Marchers were asked to wear black & white, and to wear badger masks which are available to download from the website. We chose this one and then had to find something to tie it on with. I tried Stretch Magic :-) but didn't have enough, so in the end we used shirring elastic.
We met up with some friends at the railway station and strolled across Vauxhall Bridge, past the top-secret MI5 building. Or is it MI6? I forget. Anyway there were shedloads of cameras pointing down at us so we smiled nicely. The tide was just starting to turn and a couple of Ducks were struggling to get across the river - have you seen these? They're really cool amphibious vehicles that were used in the D-Day landings. They do tours round London and then suddenly take to the water. They looked a little low in the water to us! This is one of the Ducks we saw today - the pic is from the londonducktours.co.uk website.
We were quite early but there were already loads of people about, mostly having tea in the tea tent in the garden at Tate Britain, so we got some drinks and had a bit of a sit down.

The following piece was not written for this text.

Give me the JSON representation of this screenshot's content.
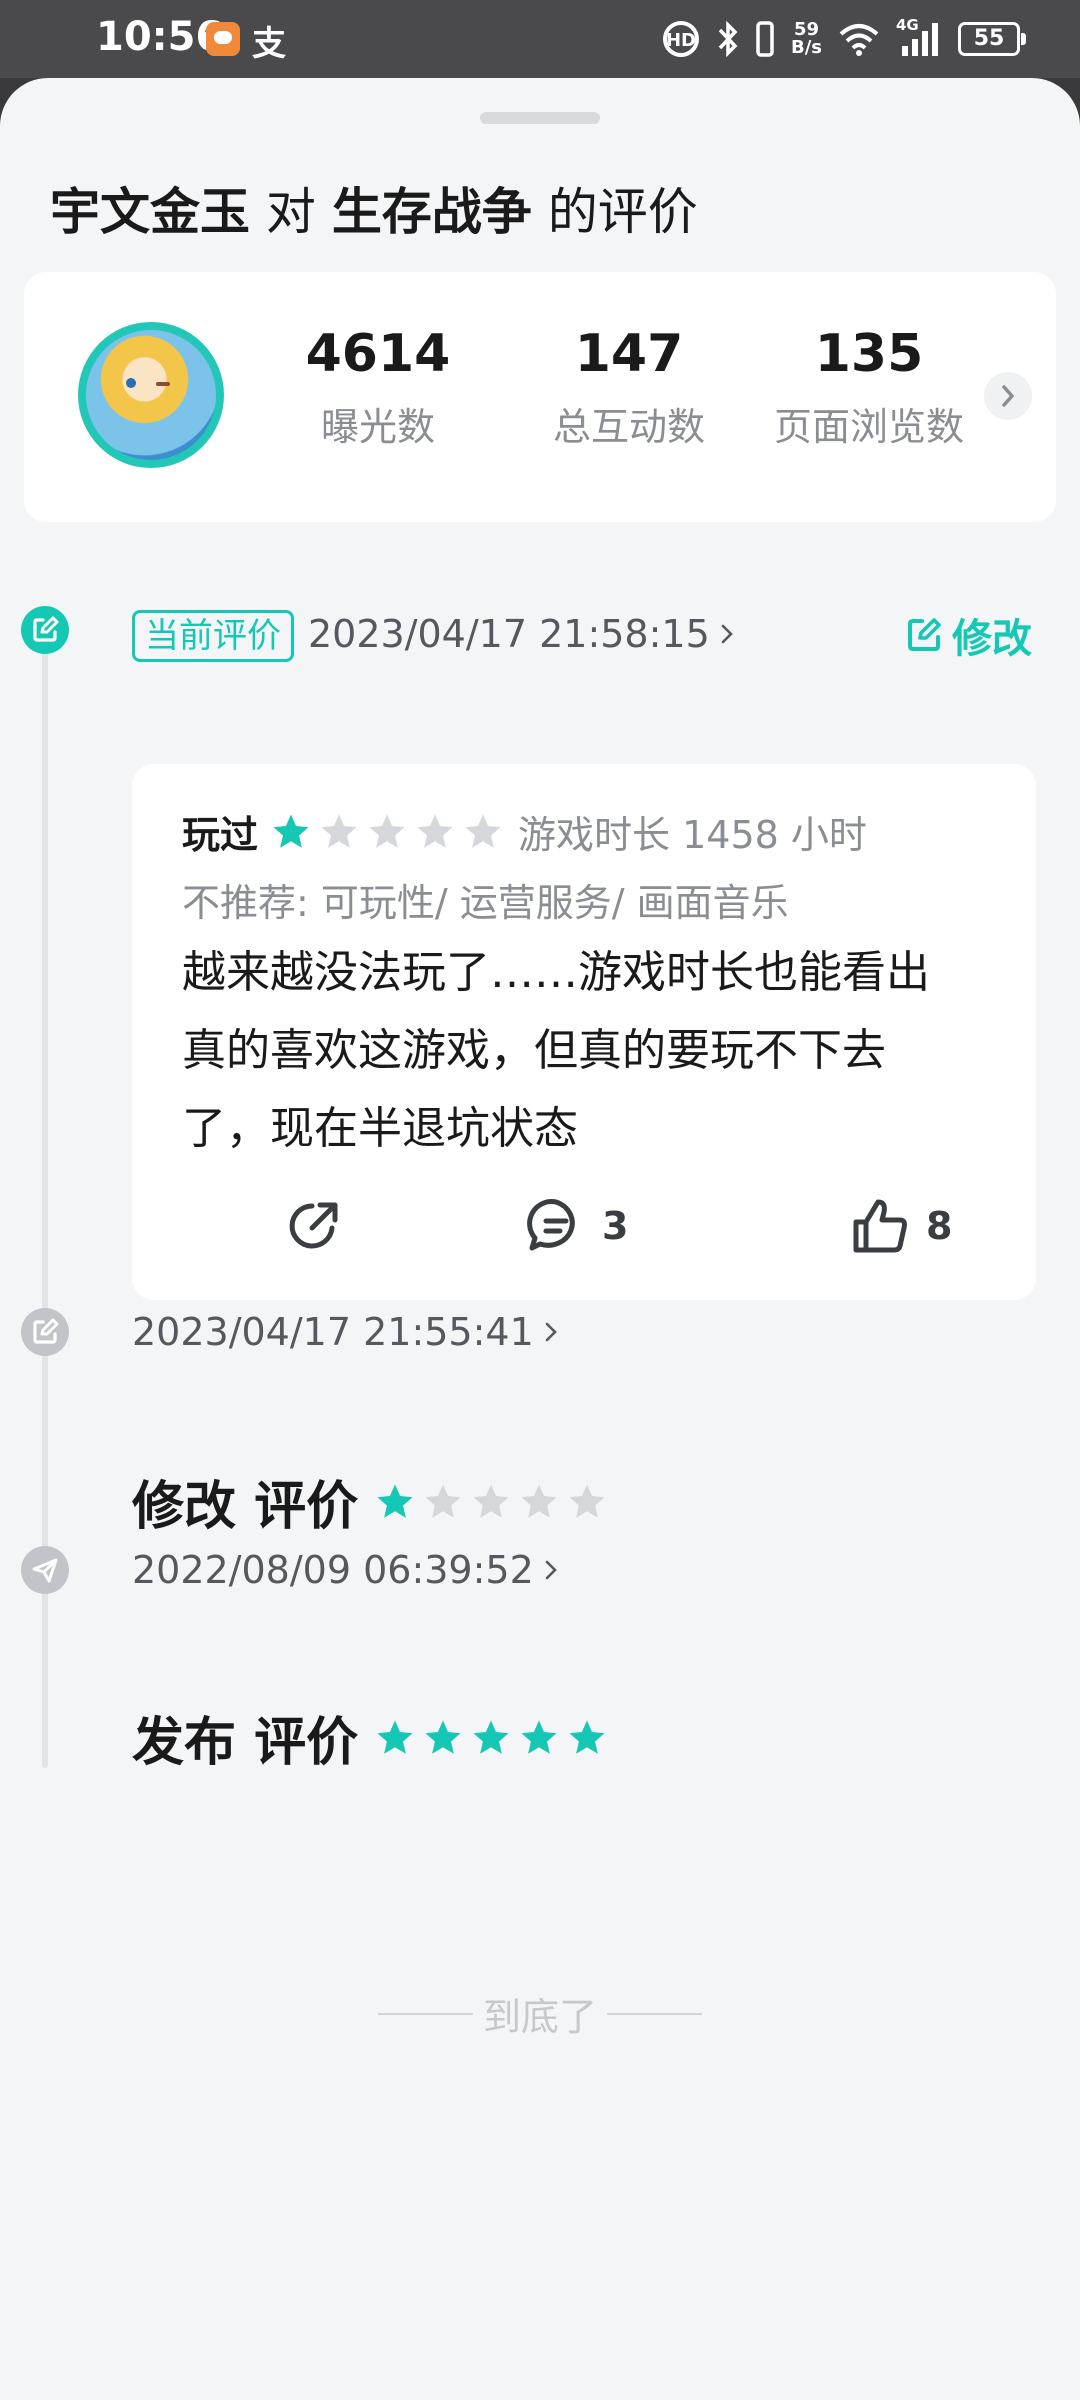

The tea tent staff seemed a bit bemused by the large number of customers, let alone that they were dressed as badgers, I don't think they're usually that busy on a Saturday morning - and that was before everyone else arrived! There were all sorts of people there - the popular image of animal rights people are the young, dreadlocked 'crusty' types, with tattoos and nose rings. There were a few people like that but there were also families with kids, with their faces painted with the black & white badger stripes, some older people with walking sticks and those triangular zimmer frame walkers, young couples, all kinds of people. People had come on public transport and on special coaches organised from places like Bristol and Manchester and Leeds. One lady had come over from Belgium, just for the march.
We saw one very smart lady with a gorgeous cream fitted jacket and very smart black trousers, and several people with fab purple DMs. One woman was wearing a white tutu and a black basque - she looked great!! Lots of cute dogs too, including a Jack Russell that was having a ride on his human's shoulders, and a teeny chihuahua. Lots of people had placards and banners, almost everyone had masks, and there were loads of badger hats and hand puppets and soft toys. We shared a table with a lady who explained she was part of a group who protest the live animal exports at Dover, and she told us about the times she has been kept in police cells for breaching the peace. She looked as though she should be shopping at Waitrose, not on a demo! She was a very smart lady about our age, beautifully dressed and with a smart hairdo. It sounded so strange to hear her talk about cells and bail and stuff!
The route of the march had been changed because of another rally being held that day [and who seem to have got all the news coverage] so we couldn't go to Downing Street to hand in the petition to No 10. A delegation went to do that before the march began, including Brian May and Virginia McKenna, and another delegation went with Bill Oddie to Defra.
Shortly before we were due to move off, we had a few speeches. People collected outside Tate Britain, and we heard from the organisers, and then from some of the groups that make up Team Badger. The crowd was really getting behind them, clapping and blowing those vuvuzela things. Then from the right hand side of the crowd the cheers started, getting louder and sweeping across the crowd as people realised that Brian May had arrived. He gave a great speech and really got people going, he would be fab as a motivational speaker. Virginia McKenna said a few words too - such an elegant lady. And then we were off.
We walked along the embankment for a while then turned down Horseferry Road. We were supposed to go past the Houses of Parliament but had been diverted. We had people in badger suits and fox suits, people with drums and people with megaphones to get the community chanting going. There is a song to go with the campaign too - you can fine it here Badger Boys
We had a few police officers walking along the route, including one who looked as though he was wearing his big brother's uniform! I know he'll grow into it but it must have been at least two sizes too big for him. There was one WPC who got a bit stroppy if we tried to walk on the footpath but other than that they were very friendly. One officer told a bloke in front of me that they estimated 4-5,000 people had attended. The BBC put it at 2000. I think it was probably somewhere between the two :-)
We snuck off just before the very end, to try to avoid the crowds around the bus stops and things, but the buses had been re-routed because of that other march, so we ended up walking over Westminster Bridge to Waterloo station and the train home. It was lovely to see so many people coming together to try to save this beautiful wild animal. There is an Opposition Day Debate in Parliament on Wednesday to try to stop the cull. Did you know that the last time it was debated the vote was 147 against, 28 for? A massive defeat for the Government but they went ahead anyway. Democracy in action?